Start of Block
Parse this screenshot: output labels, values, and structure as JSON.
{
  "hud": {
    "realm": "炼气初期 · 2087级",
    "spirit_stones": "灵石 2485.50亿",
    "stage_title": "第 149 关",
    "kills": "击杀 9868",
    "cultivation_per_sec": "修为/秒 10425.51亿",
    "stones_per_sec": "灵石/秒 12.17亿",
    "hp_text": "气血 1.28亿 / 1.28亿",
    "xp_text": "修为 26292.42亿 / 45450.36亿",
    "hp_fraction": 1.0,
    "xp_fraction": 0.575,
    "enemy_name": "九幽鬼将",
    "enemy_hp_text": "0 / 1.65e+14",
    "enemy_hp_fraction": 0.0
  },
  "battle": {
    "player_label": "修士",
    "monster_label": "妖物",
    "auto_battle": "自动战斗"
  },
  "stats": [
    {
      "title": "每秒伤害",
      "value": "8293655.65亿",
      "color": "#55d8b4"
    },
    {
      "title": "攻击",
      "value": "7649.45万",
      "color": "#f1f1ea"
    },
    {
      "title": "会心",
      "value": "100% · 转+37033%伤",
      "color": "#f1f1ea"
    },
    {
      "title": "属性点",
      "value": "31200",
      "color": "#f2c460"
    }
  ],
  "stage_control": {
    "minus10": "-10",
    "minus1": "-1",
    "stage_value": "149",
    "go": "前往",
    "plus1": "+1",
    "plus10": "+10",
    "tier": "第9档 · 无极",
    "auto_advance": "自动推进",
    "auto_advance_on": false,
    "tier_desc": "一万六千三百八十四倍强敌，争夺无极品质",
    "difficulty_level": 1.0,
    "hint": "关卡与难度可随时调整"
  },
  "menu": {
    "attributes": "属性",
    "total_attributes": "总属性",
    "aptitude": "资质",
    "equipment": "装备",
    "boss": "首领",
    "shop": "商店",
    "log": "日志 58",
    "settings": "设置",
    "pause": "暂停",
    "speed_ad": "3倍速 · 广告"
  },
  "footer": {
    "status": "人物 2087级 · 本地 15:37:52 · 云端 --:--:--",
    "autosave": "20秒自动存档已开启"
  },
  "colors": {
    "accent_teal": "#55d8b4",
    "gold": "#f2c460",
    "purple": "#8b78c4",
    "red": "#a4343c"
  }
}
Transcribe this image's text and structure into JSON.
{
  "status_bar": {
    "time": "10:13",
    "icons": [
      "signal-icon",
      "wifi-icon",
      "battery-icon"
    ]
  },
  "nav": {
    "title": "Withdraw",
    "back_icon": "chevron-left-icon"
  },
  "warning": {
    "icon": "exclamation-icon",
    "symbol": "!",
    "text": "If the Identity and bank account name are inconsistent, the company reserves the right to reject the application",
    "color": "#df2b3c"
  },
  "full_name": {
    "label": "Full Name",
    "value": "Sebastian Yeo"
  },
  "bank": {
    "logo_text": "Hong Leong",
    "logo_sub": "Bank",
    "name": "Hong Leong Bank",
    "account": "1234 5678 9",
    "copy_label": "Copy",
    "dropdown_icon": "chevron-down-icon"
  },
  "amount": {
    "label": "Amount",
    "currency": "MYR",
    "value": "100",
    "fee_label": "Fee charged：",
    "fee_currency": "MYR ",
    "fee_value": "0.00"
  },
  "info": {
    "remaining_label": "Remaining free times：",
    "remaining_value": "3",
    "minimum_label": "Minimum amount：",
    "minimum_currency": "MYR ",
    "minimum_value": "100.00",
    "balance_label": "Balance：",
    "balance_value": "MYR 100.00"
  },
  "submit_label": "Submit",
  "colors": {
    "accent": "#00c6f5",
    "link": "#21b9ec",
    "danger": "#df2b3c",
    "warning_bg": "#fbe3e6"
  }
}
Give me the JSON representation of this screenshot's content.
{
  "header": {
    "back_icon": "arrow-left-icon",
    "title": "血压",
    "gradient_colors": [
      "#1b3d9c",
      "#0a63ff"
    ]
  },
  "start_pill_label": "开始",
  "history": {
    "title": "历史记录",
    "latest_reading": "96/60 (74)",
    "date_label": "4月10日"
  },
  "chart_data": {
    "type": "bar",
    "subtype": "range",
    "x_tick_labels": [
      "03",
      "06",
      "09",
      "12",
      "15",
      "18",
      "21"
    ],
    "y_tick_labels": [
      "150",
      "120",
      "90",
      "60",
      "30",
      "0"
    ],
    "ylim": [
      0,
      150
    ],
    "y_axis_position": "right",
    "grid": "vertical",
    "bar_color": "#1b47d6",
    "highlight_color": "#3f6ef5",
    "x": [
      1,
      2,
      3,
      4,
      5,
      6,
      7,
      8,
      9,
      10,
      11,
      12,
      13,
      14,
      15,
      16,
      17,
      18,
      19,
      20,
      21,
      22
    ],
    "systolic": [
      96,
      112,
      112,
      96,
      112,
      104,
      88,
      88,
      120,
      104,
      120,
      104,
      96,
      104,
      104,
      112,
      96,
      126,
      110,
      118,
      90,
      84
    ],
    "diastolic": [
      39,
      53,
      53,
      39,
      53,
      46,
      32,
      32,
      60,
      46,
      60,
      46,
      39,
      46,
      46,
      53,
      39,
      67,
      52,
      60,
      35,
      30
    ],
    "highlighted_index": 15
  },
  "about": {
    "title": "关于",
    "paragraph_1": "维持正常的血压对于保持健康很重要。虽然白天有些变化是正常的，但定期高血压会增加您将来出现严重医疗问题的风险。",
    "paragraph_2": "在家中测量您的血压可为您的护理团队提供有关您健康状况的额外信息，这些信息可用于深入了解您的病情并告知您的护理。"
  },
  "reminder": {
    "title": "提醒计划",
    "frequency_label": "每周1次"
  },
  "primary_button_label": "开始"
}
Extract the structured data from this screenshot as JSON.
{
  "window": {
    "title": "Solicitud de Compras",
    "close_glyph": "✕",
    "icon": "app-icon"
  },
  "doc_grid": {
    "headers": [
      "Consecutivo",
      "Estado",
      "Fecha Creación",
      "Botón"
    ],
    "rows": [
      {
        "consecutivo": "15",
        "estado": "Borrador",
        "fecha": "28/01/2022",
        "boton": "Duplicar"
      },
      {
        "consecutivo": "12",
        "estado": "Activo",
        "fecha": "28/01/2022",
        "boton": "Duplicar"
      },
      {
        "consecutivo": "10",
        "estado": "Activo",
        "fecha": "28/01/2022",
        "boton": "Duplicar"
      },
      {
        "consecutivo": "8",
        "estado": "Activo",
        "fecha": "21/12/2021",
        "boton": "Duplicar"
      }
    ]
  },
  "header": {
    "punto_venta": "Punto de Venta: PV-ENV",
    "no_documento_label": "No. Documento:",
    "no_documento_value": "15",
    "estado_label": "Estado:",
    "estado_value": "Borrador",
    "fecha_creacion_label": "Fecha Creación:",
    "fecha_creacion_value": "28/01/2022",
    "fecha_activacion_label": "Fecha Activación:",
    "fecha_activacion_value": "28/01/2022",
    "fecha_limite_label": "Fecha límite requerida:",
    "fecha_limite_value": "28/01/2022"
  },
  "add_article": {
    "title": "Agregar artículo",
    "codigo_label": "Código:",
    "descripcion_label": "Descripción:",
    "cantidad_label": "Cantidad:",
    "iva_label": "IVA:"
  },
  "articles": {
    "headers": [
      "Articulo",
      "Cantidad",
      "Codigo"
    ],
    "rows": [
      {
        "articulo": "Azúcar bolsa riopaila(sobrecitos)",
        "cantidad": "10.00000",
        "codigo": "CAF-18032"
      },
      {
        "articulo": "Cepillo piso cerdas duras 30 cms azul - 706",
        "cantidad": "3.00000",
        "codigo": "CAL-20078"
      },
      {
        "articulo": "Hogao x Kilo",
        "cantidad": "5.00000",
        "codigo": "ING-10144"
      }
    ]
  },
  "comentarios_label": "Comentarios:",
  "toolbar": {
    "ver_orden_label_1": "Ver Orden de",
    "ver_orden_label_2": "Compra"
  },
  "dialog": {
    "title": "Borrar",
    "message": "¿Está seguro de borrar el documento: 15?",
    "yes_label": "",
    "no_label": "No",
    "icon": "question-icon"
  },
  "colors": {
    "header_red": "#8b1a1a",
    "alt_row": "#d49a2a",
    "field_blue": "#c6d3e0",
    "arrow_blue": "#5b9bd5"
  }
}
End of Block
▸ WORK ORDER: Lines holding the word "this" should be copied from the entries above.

▸ EXPECTED ANSWER:
Parse this screenshot: output labels, values, and structure as JSON.
Transcribe this image's text and structure into JSON.
Give me the JSON representation of this screenshot's content.
Extract the structured data from this screenshot as JSON.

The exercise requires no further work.